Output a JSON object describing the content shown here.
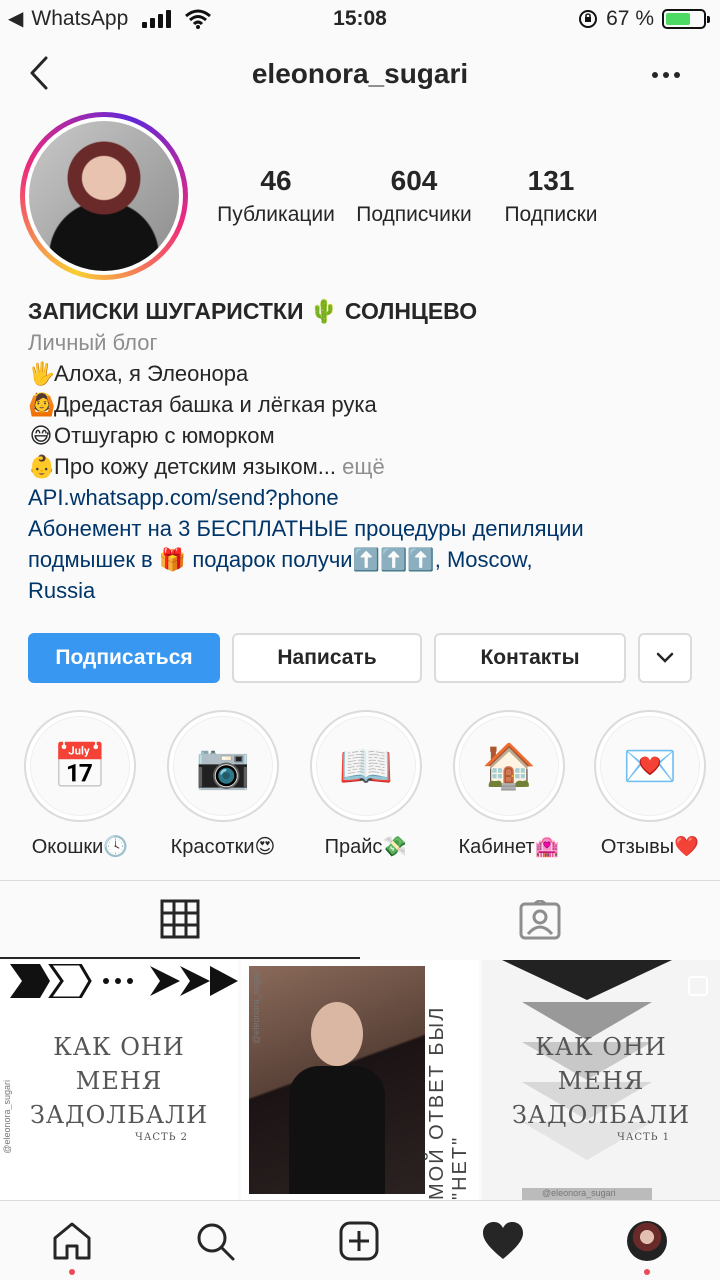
{
  "status_bar": {
    "back_app": "◀",
    "app_name": "WhatsApp",
    "time": "15:08",
    "battery_text": "67 %",
    "battery_level": 0.67
  },
  "nav": {
    "username": "eleonora_sugari"
  },
  "profile": {
    "stats": [
      {
        "value": "46",
        "label": "Публикации"
      },
      {
        "value": "604",
        "label": "Подписчики"
      },
      {
        "value": "131",
        "label": "Подписки"
      }
    ],
    "name": "ЗАПИСКИ ШУГАРИСТКИ 🌵 СОЛНЦЕВО",
    "category": "Личный блог",
    "bio_lines": [
      {
        "emoji": "🖐",
        "text": "Алоха, я Элеонора"
      },
      {
        "emoji": "🙆",
        "text": "Дредастая башка и лёгкая рука"
      },
      {
        "emoji": "😅",
        "text": "Отшугарю с юморком"
      },
      {
        "emoji": "👶",
        "text": "Про кожу детским языком..."
      }
    ],
    "more_label": "ещё",
    "link": "API.whatsapp.com/send?phone",
    "promo_line1": "Абонемент на 3 БЕСПЛАТНЫЕ процедуры депиляции",
    "promo_line2": "подмышек в 🎁 подарок получи⬆️⬆️⬆️, Moscow,",
    "promo_line3": "Russia"
  },
  "actions": {
    "follow": "Подписаться",
    "message": "Написать",
    "contacts": "Контакты"
  },
  "highlights": [
    {
      "icon": "calendar-icon",
      "glyph": "📅",
      "label": "Окошки🕓"
    },
    {
      "icon": "camera-icon",
      "glyph": "📷",
      "label": "Красотки😍"
    },
    {
      "icon": "book-icon",
      "glyph": "📖",
      "label": "Прайс💸"
    },
    {
      "icon": "house-icon",
      "glyph": "🏠",
      "label": "Кабинет🏩"
    },
    {
      "icon": "envelope-icon",
      "glyph": "💌",
      "label": "Отзывы❤️"
    }
  ],
  "posts": [
    {
      "text_lines": [
        "КАК ОНИ",
        "МЕНЯ",
        "ЗАДОЛБАЛИ"
      ],
      "sub": "ЧАСТЬ 2",
      "watermark": "@eleonora_sugari"
    },
    {
      "vertical_text": "МОЙ ОТВЕТ БЫЛ \"НЕТ\"",
      "watermark": "@eleonora_sugari"
    },
    {
      "text_lines": [
        "КАК ОНИ",
        "МЕНЯ",
        "ЗАДОЛБАЛИ"
      ],
      "sub": "ЧАСТЬ 1",
      "watermark": "@eleonora_sugari"
    }
  ],
  "colors": {
    "follow_button": "#3897f0",
    "link": "#003569",
    "notification_dot": "#ed4956"
  }
}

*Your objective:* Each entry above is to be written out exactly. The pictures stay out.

*Finished exercise:*
Output a JSON object describing the content shown here.
{
  "status_bar": {
    "back_app": "◀",
    "app_name": "WhatsApp",
    "time": "15:08",
    "battery_text": "67 %",
    "battery_level": 0.67
  },
  "nav": {
    "username": "eleonora_sugari"
  },
  "profile": {
    "stats": [
      {
        "value": "46",
        "label": "Публикации"
      },
      {
        "value": "604",
        "label": "Подписчики"
      },
      {
        "value": "131",
        "label": "Подписки"
      }
    ],
    "name": "ЗАПИСКИ ШУГАРИСТКИ 🌵 СОЛНЦЕВО",
    "category": "Личный блог",
    "bio_lines": [
      {
        "emoji": "🖐",
        "text": "Алоха, я Элеонора"
      },
      {
        "emoji": "🙆",
        "text": "Дредастая башка и лёгкая рука"
      },
      {
        "emoji": "😅",
        "text": "Отшугарю с юморком"
      },
      {
        "emoji": "👶",
        "text": "Про кожу детским языком..."
      }
    ],
    "more_label": "ещё",
    "link": "API.whatsapp.com/send?phone",
    "promo_line1": "Абонемент на 3 БЕСПЛАТНЫЕ процедуры депиляции",
    "promo_line2": "подмышек в 🎁 подарок получи⬆️⬆️⬆️, Moscow,",
    "promo_line3": "Russia"
  },
  "actions": {
    "follow": "Подписаться",
    "message": "Написать",
    "contacts": "Контакты"
  },
  "highlights": [
    {
      "icon": "calendar-icon",
      "glyph": "📅",
      "label": "Окошки🕓"
    },
    {
      "icon": "camera-icon",
      "glyph": "📷",
      "label": "Красотки😍"
    },
    {
      "icon": "book-icon",
      "glyph": "📖",
      "label": "Прайс💸"
    },
    {
      "icon": "house-icon",
      "glyph": "🏠",
      "label": "Кабинет🏩"
    },
    {
      "icon": "envelope-icon",
      "glyph": "💌",
      "label": "Отзывы❤️"
    }
  ],
  "posts": [
    {
      "text_lines": [
        "КАК ОНИ",
        "МЕНЯ",
        "ЗАДОЛБАЛИ"
      ],
      "sub": "ЧАСТЬ 2",
      "watermark": "@eleonora_sugari"
    },
    {
      "vertical_text": "МОЙ ОТВЕТ БЫЛ \"НЕТ\"",
      "watermark": "@eleonora_sugari"
    },
    {
      "text_lines": [
        "КАК ОНИ",
        "МЕНЯ",
        "ЗАДОЛБАЛИ"
      ],
      "sub": "ЧАСТЬ 1",
      "watermark": "@eleonora_sugari"
    }
  ],
  "colors": {
    "follow_button": "#3897f0",
    "link": "#003569",
    "notification_dot": "#ed4956"
  }
}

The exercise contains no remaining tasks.